The answer must consist of each line of the records below that contains the string "Bhavik".

-----

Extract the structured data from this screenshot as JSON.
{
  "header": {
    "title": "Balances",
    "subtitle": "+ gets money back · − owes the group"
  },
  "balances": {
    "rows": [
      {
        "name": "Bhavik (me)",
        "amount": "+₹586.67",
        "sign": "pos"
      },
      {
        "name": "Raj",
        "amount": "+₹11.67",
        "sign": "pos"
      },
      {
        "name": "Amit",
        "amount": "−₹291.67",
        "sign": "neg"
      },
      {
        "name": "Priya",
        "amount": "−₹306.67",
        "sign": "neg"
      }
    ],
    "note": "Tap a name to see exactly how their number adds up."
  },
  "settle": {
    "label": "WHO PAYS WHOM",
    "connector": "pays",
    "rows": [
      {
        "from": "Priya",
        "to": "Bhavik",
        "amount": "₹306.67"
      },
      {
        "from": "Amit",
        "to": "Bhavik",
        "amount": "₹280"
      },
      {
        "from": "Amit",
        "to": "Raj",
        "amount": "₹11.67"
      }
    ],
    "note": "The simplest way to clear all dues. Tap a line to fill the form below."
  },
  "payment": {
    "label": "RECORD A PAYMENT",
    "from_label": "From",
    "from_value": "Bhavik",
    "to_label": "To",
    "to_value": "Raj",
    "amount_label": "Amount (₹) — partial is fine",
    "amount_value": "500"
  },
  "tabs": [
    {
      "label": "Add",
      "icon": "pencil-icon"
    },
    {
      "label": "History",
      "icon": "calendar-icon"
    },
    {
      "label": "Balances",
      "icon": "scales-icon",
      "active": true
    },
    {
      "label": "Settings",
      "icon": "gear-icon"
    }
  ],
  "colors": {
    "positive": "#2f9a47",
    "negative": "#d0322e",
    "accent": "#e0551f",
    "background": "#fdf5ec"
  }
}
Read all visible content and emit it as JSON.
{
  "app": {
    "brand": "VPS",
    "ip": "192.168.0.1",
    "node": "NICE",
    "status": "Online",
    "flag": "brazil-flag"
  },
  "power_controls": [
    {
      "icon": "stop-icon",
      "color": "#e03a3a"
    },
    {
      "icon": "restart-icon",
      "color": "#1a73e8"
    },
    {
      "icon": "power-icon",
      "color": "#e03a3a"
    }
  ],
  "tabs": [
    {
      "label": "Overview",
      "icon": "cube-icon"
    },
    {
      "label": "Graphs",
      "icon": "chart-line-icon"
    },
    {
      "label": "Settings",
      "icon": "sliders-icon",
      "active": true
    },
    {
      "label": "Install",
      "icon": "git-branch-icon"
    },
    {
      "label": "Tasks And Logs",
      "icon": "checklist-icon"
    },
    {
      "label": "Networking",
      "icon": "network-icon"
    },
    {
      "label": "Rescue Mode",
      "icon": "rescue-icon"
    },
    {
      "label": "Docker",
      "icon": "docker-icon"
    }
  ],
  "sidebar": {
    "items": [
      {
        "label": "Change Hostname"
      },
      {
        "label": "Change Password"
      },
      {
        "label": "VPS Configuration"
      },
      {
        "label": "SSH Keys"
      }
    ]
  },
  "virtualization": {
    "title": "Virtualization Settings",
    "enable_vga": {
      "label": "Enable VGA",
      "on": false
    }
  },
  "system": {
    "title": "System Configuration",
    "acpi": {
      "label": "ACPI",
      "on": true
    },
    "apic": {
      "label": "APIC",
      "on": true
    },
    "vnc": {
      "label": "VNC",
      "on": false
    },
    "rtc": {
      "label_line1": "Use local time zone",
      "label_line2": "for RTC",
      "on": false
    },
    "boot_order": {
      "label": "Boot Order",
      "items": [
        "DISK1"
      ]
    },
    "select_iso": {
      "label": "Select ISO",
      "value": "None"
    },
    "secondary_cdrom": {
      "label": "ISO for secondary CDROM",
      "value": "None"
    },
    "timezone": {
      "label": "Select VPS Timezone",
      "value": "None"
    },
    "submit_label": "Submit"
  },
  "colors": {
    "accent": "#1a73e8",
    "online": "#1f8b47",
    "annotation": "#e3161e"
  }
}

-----

RESPONSE TO THIS EXERCISE:
        "name": "Bhavik (me)",
        "to": "Bhavik",
        "to": "Bhavik",
    "from_value": "Bhavik",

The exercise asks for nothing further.